Hamas 'planning large attack'

Hamas is seeking to launch a "large-scale" suicide attack inside Israel to torpedo chances of a peace deal with moderate Palestinians, a senior Israeli security official has warned.


The second in command of Israel's Shin Beth internal security services was quoted by a senior government official as telling ministers that the Islamist group's exiled leadership in Damascus is calling for such an attack.

"There is a clear directive from Hamas abroad to Hamas terrorists in the West Bank to carry out a deadly large-scale attack in Israel," a source quoted the security official as saying.

Hamas is seeking to torpedo any chance of a deal between Israel and the Palestinian Authority, led by president Mahmud Abbas, whose moderate Fatah movement was ousted from the Gaza Strip by Hamas in June, he said.
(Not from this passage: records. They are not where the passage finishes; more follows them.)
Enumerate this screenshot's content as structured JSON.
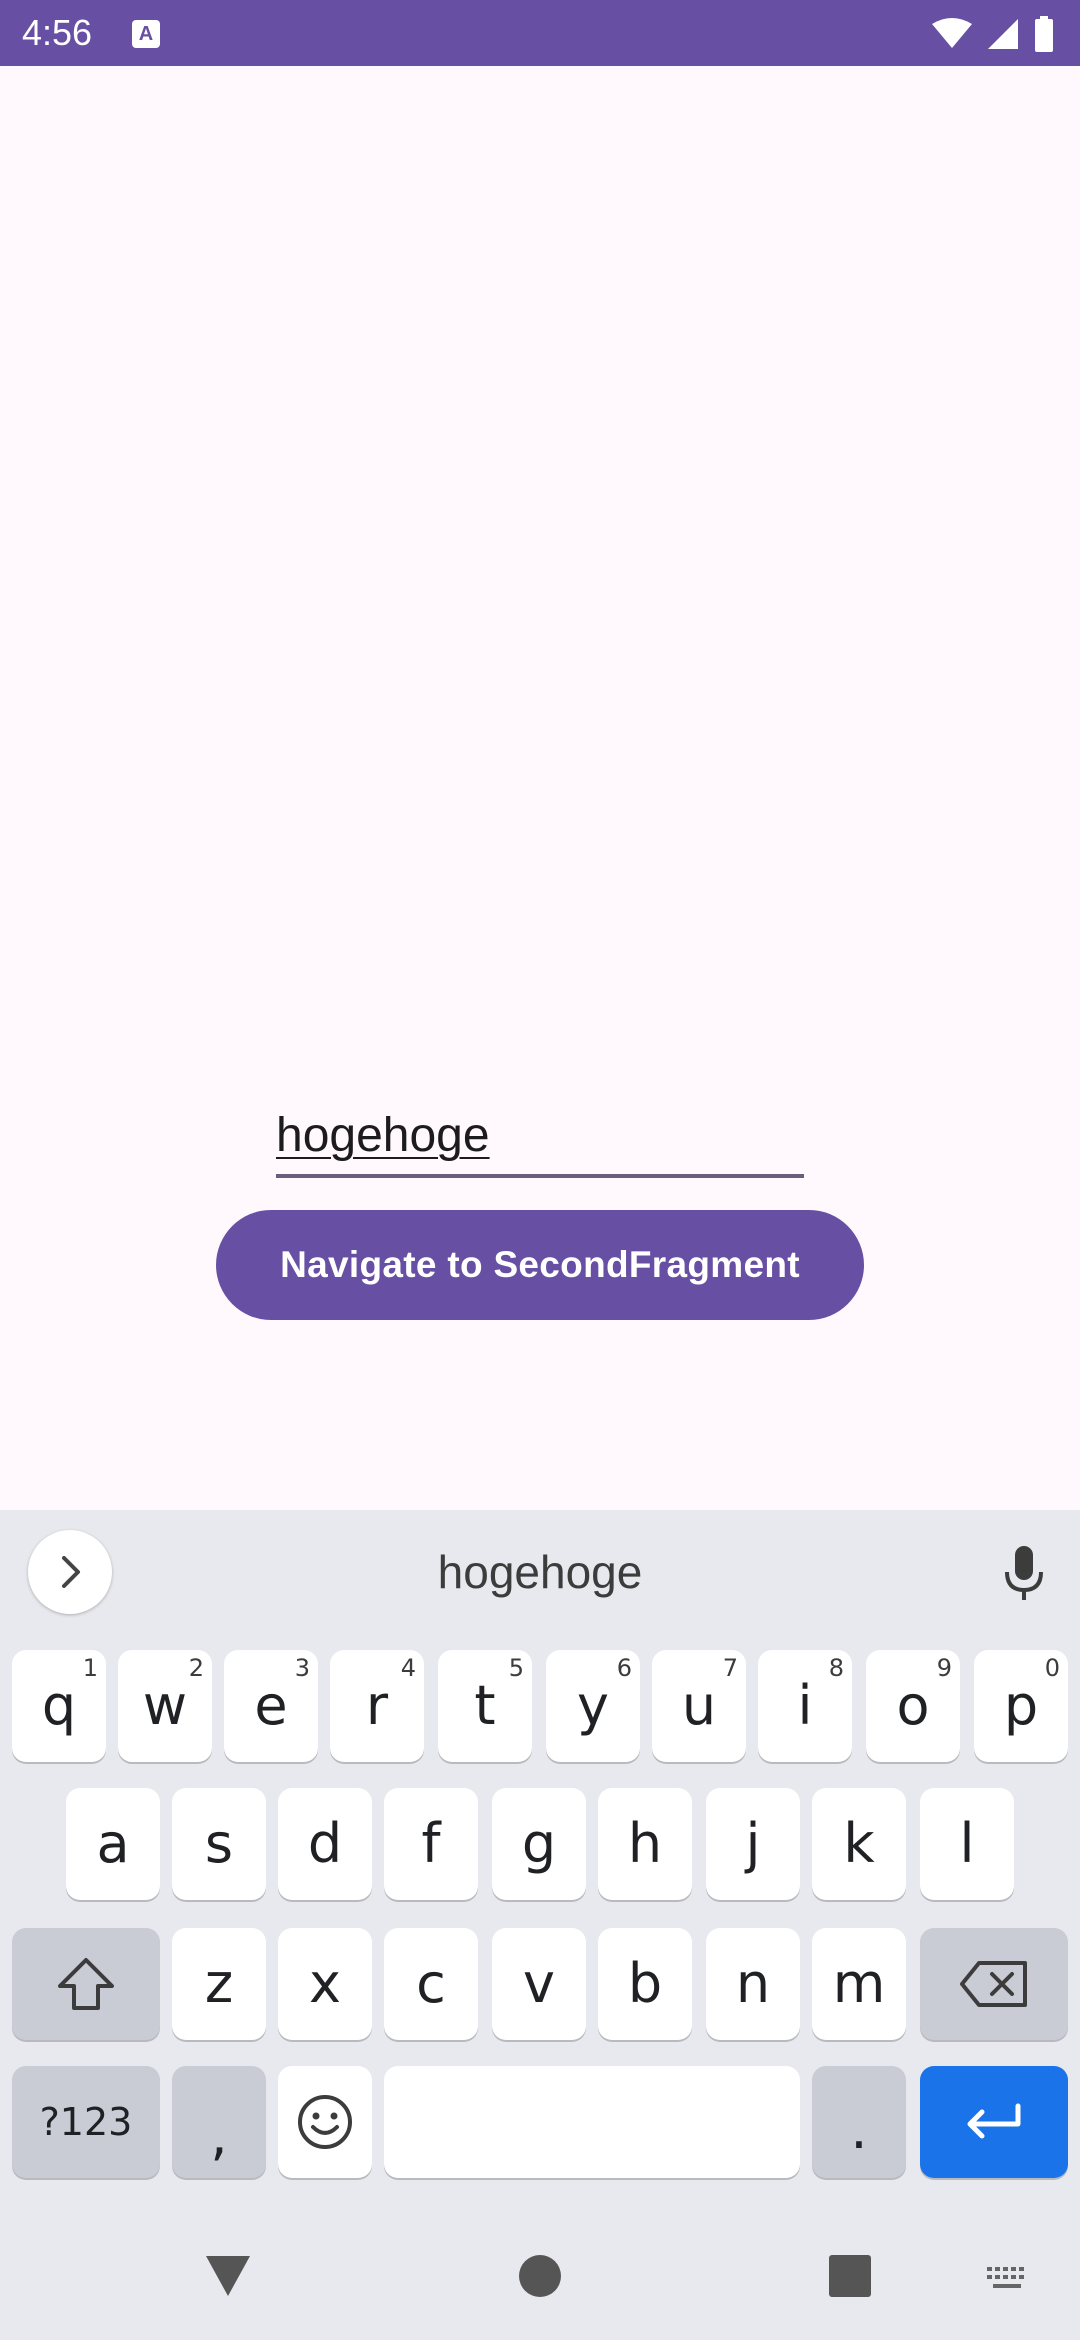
{
  "status_bar": {
    "time": "4:56",
    "notification_glyph": "A",
    "color": "#6750A4",
    "icons": [
      "wifi-icon",
      "signal-icon",
      "battery-icon"
    ]
  },
  "main": {
    "text_field": {
      "value": "hogehoge"
    },
    "navigate_button": {
      "label": "Navigate to SecondFragment",
      "color": "#6750A4"
    }
  },
  "keyboard": {
    "suggestion": "hogehoge",
    "row1": [
      {
        "key": "q",
        "hint": "1"
      },
      {
        "key": "w",
        "hint": "2"
      },
      {
        "key": "e",
        "hint": "3"
      },
      {
        "key": "r",
        "hint": "4"
      },
      {
        "key": "t",
        "hint": "5"
      },
      {
        "key": "y",
        "hint": "6"
      },
      {
        "key": "u",
        "hint": "7"
      },
      {
        "key": "i",
        "hint": "8"
      },
      {
        "key": "o",
        "hint": "9"
      },
      {
        "key": "p",
        "hint": "0"
      }
    ],
    "row2": [
      "a",
      "s",
      "d",
      "f",
      "g",
      "h",
      "j",
      "k",
      "l"
    ],
    "row3": [
      "z",
      "x",
      "c",
      "v",
      "b",
      "n",
      "m"
    ],
    "symbols_key": "?123",
    "comma_key": ",",
    "period_key": ".",
    "enter_color": "#1A73E8"
  },
  "nav_bar": {
    "icons": [
      "back-icon",
      "home-icon",
      "recents-icon",
      "keyboard-switch-icon"
    ]
  }
}
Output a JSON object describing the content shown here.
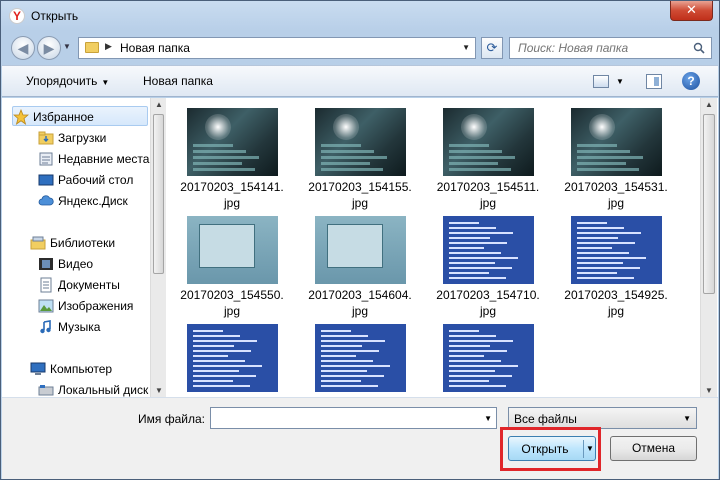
{
  "window": {
    "title": "Открыть",
    "app_icon": "Y",
    "close_glyph": "✕"
  },
  "address_bar": {
    "path": "Новая папка",
    "search_placeholder": "Поиск: Новая папка"
  },
  "toolbar": {
    "organize_label": "Упорядочить",
    "new_folder_label": "Новая папка",
    "help_glyph": "?"
  },
  "navigation": {
    "items": [
      {
        "label": "Избранное",
        "icon": "star-icon",
        "selected": true
      },
      {
        "label": "Загрузки",
        "icon": "downloads-folder-icon"
      },
      {
        "label": "Недавние места",
        "icon": "recent-places-icon"
      },
      {
        "label": "Рабочий стол",
        "icon": "desktop-icon"
      },
      {
        "label": "Яндекс.Диск",
        "icon": "cloud-icon"
      },
      {
        "label": "Библиотеки",
        "icon": "libraries-icon"
      },
      {
        "label": "Видео",
        "icon": "video-icon"
      },
      {
        "label": "Документы",
        "icon": "documents-icon"
      },
      {
        "label": "Изображения",
        "icon": "pictures-icon"
      },
      {
        "label": "Музыка",
        "icon": "music-icon"
      },
      {
        "label": "Компьютер",
        "icon": "computer-icon"
      },
      {
        "label": "Локальный диск",
        "icon": "drive-icon"
      }
    ]
  },
  "files": [
    {
      "name_line1": "20170203_154141.",
      "name_line2": "jpg",
      "thumb": "dark"
    },
    {
      "name_line1": "20170203_154155.",
      "name_line2": "jpg",
      "thumb": "dark"
    },
    {
      "name_line1": "20170203_154511.",
      "name_line2": "jpg",
      "thumb": "dark"
    },
    {
      "name_line1": "20170203_154531.",
      "name_line2": "jpg",
      "thumb": "dark"
    },
    {
      "name_line1": "20170203_154550.",
      "name_line2": "jpg",
      "thumb": "gray"
    },
    {
      "name_line1": "20170203_154604.",
      "name_line2": "jpg",
      "thumb": "gray"
    },
    {
      "name_line1": "20170203_154710.",
      "name_line2": "jpg",
      "thumb": "bios"
    },
    {
      "name_line1": "20170203_154925.",
      "name_line2": "jpg",
      "thumb": "bios"
    },
    {
      "name_line1": "",
      "name_line2": "",
      "thumb": "bios"
    },
    {
      "name_line1": "",
      "name_line2": "",
      "thumb": "bios"
    },
    {
      "name_line1": "",
      "name_line2": "",
      "thumb": "bios"
    }
  ],
  "bottom": {
    "filename_label": "Имя файла:",
    "filename_value": "",
    "filter_value": "Все файлы",
    "open_label": "Открыть",
    "cancel_label": "Отмена"
  },
  "colors": {
    "highlight": "#e0262a",
    "accent": "#3c7fb1"
  }
}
Hamas warnings

Hamas supremo Khaled Meshaal warned in an interview last week that despite renewed peace efforts between Israel and the Palestinians, resistance remained the only option for his movement.

"As long as Israel does not put an end to its occupation and its settlements and as long as it does not recognise Palestinian rights, our policy of resistance will be the only option," Mr Meshaal said.

The Shin Beth commander, whose identity remains secret, also expressed concern at the surge in arms trafficking on Gaza's border with Egypt since Hamas came to power.

Shin Beth has obtained information that 40 tonnes of weapons and explosives have been smuggled from Egypt into the Gaza Strip in the last two months, mainly through tunnels, the source added.

In August alone, some 13 tonnes of explosives and 150 anti-tank rocket launchers were smuggled into the Gaza Strip, the source said.

Shin Beth estimated that 33 tonnes of explosives were brought in 2006, compared to six tonnes in 2005, in addition to 14,000 assault rifles, 150 rocket-propelled grenade launchers and 20 missiles, the source said.

The tunnels, believed to have been dug in the last six months on both sides of the border with Rafah and surrounding areas, are several hundred metres long and six to 15 metres wide, experts say.

The Israeli army had great trouble finding them when it occupied the border of the Gaza Strip with Egypt before its withdrawal from the territory in September 2005.